“Old Marley was as dead as a door-nail. Mind! I don’t mean to say that I know, of my own knowledge, what there is particularly dead about a door-nail. I might have been inclined, myself, to regard a coffin-nail as the deadest piece of ironmongery in the trade. But the wisdom of our ancestors is in the simile; and my unhallowed hands shall not disturb it, or the Country’s done for. You will therefore permit me to repeat, emphatically, that Marley was as dead as a door-nail.”

As I read that paragraph a strange feeling began to grow inside of me and the thought occurred to me: “This guy actually has a sense of humour!” So I checked out the book and read it through and by the end I knew I would never be the same. I liked Charles Dickens.

The pleasure I find in reading Dickens has increased over the years and I am currently into two favorites: Our Mutual Friend and Little Dorrit.

Here is a delicious passage from Little Dorrit in which Dickens describes the tangled knots of bureaucracy in the imagined Circumlocution Office:

“No public business of any kind could possibly be done at any time without the acquiescence of the Circumlocution Office. Its finger was in the largest public pie, and in the smallest public tart. It was equally impossible to do the plainest right and to undo the plainest wrong without the express authority of the Circumlocution Office.
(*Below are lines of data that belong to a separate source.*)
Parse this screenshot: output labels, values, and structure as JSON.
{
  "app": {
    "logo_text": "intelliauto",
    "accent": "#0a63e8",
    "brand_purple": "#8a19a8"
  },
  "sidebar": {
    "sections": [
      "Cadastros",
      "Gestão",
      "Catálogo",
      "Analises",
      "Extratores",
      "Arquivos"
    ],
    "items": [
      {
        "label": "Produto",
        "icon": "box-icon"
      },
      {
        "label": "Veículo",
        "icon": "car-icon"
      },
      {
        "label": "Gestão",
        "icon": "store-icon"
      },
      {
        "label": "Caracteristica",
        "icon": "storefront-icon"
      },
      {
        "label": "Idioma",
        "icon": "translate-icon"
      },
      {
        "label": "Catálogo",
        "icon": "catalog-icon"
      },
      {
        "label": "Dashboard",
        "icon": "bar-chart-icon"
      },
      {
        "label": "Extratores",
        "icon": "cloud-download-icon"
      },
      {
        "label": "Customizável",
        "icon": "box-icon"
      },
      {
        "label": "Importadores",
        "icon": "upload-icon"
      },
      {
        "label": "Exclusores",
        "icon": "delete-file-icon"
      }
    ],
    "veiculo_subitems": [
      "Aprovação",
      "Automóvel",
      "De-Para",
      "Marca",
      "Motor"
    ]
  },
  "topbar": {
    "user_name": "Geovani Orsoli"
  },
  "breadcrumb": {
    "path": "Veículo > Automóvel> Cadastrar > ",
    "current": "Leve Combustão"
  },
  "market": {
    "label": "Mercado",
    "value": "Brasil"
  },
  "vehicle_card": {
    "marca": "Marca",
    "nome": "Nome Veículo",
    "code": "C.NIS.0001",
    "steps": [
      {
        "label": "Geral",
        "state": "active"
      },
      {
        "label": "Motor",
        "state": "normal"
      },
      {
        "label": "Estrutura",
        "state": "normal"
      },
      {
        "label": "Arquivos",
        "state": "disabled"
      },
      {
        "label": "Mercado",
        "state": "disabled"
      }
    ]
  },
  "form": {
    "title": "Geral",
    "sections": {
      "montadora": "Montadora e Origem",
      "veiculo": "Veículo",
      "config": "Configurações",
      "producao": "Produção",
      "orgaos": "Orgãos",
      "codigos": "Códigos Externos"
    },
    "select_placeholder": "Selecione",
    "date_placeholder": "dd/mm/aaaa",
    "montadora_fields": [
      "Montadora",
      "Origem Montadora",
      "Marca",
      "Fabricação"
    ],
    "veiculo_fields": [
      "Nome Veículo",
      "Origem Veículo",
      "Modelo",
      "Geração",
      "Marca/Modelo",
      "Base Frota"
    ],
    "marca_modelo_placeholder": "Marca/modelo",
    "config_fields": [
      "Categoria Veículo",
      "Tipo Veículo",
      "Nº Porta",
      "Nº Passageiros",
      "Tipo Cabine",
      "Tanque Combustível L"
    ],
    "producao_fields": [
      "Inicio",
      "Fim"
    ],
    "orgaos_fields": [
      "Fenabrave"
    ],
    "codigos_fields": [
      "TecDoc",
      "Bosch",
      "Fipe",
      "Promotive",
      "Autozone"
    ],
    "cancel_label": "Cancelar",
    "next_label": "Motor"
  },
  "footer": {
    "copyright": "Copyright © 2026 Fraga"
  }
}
If another Gunpowder Plot had been discovered half an hour before the lighting of the match, nobody would have been justified in saving the parliament until there had been half a score of boards, half a bushel of minutes, several sacks of official memoranda, and a family-vault full of ungrammatical correspondence, on the part of the Circumlocution Office.”

Just typing that up makes me glad I’ve finally reached the age where I can appreciate tomatoes and afternoon naps and Mr Dickens.

-67 days


Peace and Quiet

March 3, 2011

I just finished my 1 am round of the building, and for once (probably due to midterms) I find a Wednesday evening that is gloriously quiet.

Even in the laundry room the whirring of the  washing machines is stilled.

I  breathe a sigh of relief because now I can go to bed!

It makes me wonder: is this how parents feel after all their children are in bed?

-68 days